**Work to be completed**
Check each line of the entries for the string "andato". Report only how many lines have it.

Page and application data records
※
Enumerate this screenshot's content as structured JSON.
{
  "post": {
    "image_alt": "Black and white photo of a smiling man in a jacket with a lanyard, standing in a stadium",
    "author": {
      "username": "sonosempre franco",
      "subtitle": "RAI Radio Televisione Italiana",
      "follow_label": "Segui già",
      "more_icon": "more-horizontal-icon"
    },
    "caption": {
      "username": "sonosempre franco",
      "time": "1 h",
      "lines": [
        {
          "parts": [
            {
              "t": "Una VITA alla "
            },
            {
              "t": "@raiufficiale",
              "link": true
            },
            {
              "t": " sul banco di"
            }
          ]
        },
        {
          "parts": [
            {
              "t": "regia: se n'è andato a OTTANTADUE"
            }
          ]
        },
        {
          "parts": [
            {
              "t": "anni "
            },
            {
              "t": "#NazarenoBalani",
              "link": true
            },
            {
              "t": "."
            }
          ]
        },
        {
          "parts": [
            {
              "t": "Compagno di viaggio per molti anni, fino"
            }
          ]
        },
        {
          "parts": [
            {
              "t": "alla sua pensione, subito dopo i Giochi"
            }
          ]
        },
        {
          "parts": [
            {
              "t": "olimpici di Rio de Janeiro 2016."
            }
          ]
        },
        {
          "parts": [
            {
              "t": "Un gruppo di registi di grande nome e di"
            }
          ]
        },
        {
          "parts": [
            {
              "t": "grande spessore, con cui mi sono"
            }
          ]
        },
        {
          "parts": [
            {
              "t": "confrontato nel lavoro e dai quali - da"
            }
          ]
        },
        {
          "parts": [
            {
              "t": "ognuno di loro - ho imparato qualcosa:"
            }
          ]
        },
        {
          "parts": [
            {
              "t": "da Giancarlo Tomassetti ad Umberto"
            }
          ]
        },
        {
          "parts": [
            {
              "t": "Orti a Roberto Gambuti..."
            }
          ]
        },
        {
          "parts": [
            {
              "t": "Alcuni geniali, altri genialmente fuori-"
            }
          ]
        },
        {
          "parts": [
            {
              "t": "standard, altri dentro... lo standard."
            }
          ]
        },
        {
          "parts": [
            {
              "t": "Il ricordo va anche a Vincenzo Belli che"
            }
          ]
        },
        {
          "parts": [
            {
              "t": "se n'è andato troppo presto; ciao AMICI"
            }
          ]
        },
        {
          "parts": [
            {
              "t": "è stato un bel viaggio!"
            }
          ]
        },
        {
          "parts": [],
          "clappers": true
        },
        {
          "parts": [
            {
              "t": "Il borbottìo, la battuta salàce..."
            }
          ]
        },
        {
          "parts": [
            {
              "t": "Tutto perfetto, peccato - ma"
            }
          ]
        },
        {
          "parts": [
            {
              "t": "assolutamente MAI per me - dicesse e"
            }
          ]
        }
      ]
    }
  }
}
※
**Result of this task**
2